Published Cham : Springer, 2015.


Location Call No. Status
Physical description 1 online resource (xxi, 174 pages) : illustrations (some color).
Series Lecture Notes in Economics and Mathematical Systems, 0075-8442 ; 679
Lecture notes in economics and mathematical systems ; 679.
Springer English/International eBooks 2015 - Full Set
Bibliography Includes bibliographical references and index.
Contents Lorenz curves, orders and redistribution: Introduction -- The Generalized Inverse of Distribution Functions -- Lorenz Densities and Lorenz Curves -- Lorenz Curves and Partial Orders -- Transfer and Distribution Approximation -- Societal Utility and the Atkinson Theorem -- Lorenz Curves and Models: Pareto Distribution, Self-Similarity and Empirics -- Proportionality-induced Distribution Laws -- Preferences and Coalitions.
Summary This book presents a rigorous treatment of the mathematical instruments available for dealing with income distributions, in particular Lorenz curves and related methods.

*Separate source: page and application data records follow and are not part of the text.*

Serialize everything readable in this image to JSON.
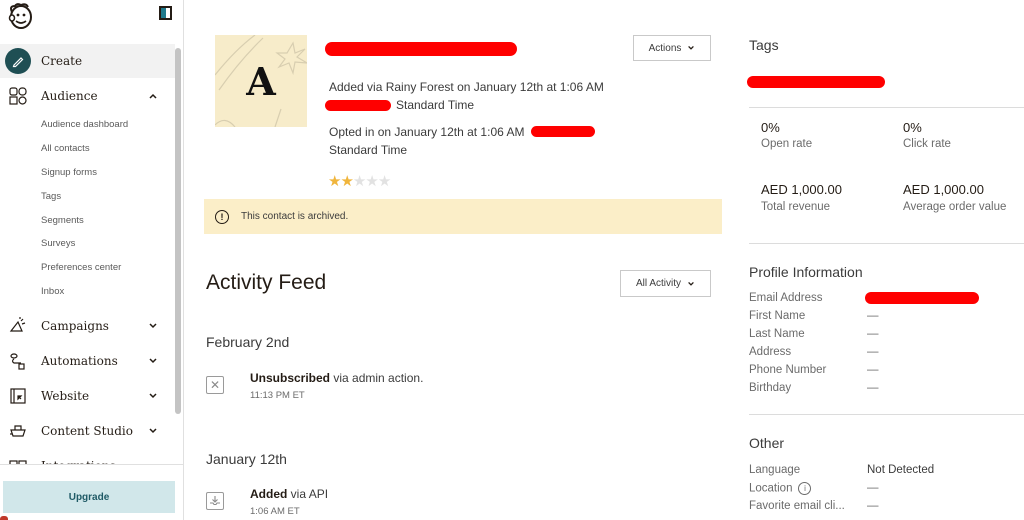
{
  "sidebar": {
    "collapse_icon": "sidebar-toggle-icon",
    "items": [
      {
        "label": "Create",
        "icon": "pencil-icon",
        "active": true
      },
      {
        "label": "Audience",
        "icon": "audience-icon",
        "expanded": true,
        "children": [
          "Audience dashboard",
          "All contacts",
          "Signup forms",
          "Tags",
          "Segments",
          "Surveys",
          "Preferences center",
          "Inbox"
        ]
      },
      {
        "label": "Campaigns",
        "icon": "megaphone-icon"
      },
      {
        "label": "Automations",
        "icon": "automation-icon"
      },
      {
        "label": "Website",
        "icon": "website-icon"
      },
      {
        "label": "Content Studio",
        "icon": "content-studio-icon"
      },
      {
        "label": "Integrations",
        "icon": "integrations-icon"
      }
    ],
    "upgrade_label": "Upgrade"
  },
  "contact": {
    "avatar_letter": "A",
    "added_line1": "Added via Rainy Forest on January 12th at 1:06 AM",
    "added_line2": "Standard Time",
    "opted_line1": "Opted in on January 12th at 1:06 AM",
    "opted_line2": "Standard Time",
    "rating": 2,
    "rating_max": 5,
    "actions_label": "Actions"
  },
  "banner": {
    "text": "This contact is archived.",
    "icon": "alert-circle-icon"
  },
  "feed": {
    "title": "Activity Feed",
    "filter_label": "All Activity",
    "groups": [
      {
        "date": "February 2nd",
        "events": [
          {
            "bold": "Unsubscribed",
            "rest": " via admin action.",
            "time": "11:13 PM ET",
            "icon": "unsubscribe-x-icon"
          }
        ]
      },
      {
        "date": "January 12th",
        "events": [
          {
            "bold": "Added",
            "rest": " via API",
            "time": "1:06 AM ET",
            "icon": "inbox-download-icon"
          }
        ]
      }
    ]
  },
  "right_panel": {
    "tags_title": "Tags",
    "stats": [
      {
        "value": "0%",
        "label": "Open rate"
      },
      {
        "value": "0%",
        "label": "Click rate"
      },
      {
        "value": "AED 1,000.00",
        "label": "Total revenue"
      },
      {
        "value": "AED 1,000.00",
        "label": "Average order value"
      }
    ],
    "profile_title": "Profile Information",
    "profile": [
      {
        "key": "Email Address",
        "value": ""
      },
      {
        "key": "First Name",
        "value": "—"
      },
      {
        "key": "Last Name",
        "value": "—"
      },
      {
        "key": "Address",
        "value": "—"
      },
      {
        "key": "Phone Number",
        "value": "—"
      },
      {
        "key": "Birthday",
        "value": "—"
      }
    ],
    "other_title": "Other",
    "other": [
      {
        "key": "Language",
        "value": "Not Detected"
      },
      {
        "key": "Location",
        "value": "—"
      },
      {
        "key": "Favorite email cli...",
        "value": "—"
      }
    ]
  }
}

The methods examined allow us to analyze, compare and modify such distributions from an economic and social perspective. Though balanced income distributions are key to peaceful coexistence within and between nations, it is often difficult to identify the right kind of balance needed, because there is an interesting interaction with innovation and economic growth. The issue of justice, as discussed in Thomas Pikettyℓ́ℓs bestseller ℓ́ℓCapital in the Twenty-First Centuryℓ́ℓ or in the important book ℓ́ℓThe Price of Inequalityℓ́ℓ by Nobel laureate Joseph Stiglitz, is also touched on. Further, there is a close connection to the issue of democracy in the context of globalization. One highlight of the book is its rigorous treatment of the so-called Atkinson theorem and some extensions, which help to explain under which type of societal utility functions nations tend to operate either in the direction of more balance or less balance. Finally, there are some completely new insights into changing the balance pattern of societies and the kind of coalitions between richer and poorer parts of society to organize political support in democracies in either case. Oxford University's Sir Tony Atkinson, well known for his so-called Atkinson theorem, writes in his foreword to the book: ℓ́ℓ[The authors] contribute directly to the recent debates that are going on in politics. [ℓ́Œ] with this book the foundation of arguments concerning a proper balance in income distribution in the sense of identifying an ℓ́ℓefficient℗ℓinequality rangeℓ́ℓ has got an additional push from mathematics, which I appreciate very much.ℓ́ℓ.
Other author Radermacher, Franz-Josef, author.
SpringerLink issuing body.
Subject Income distribution -- Mathematical models.
Electronic books.
Electronic books.
ISBN 9783319132242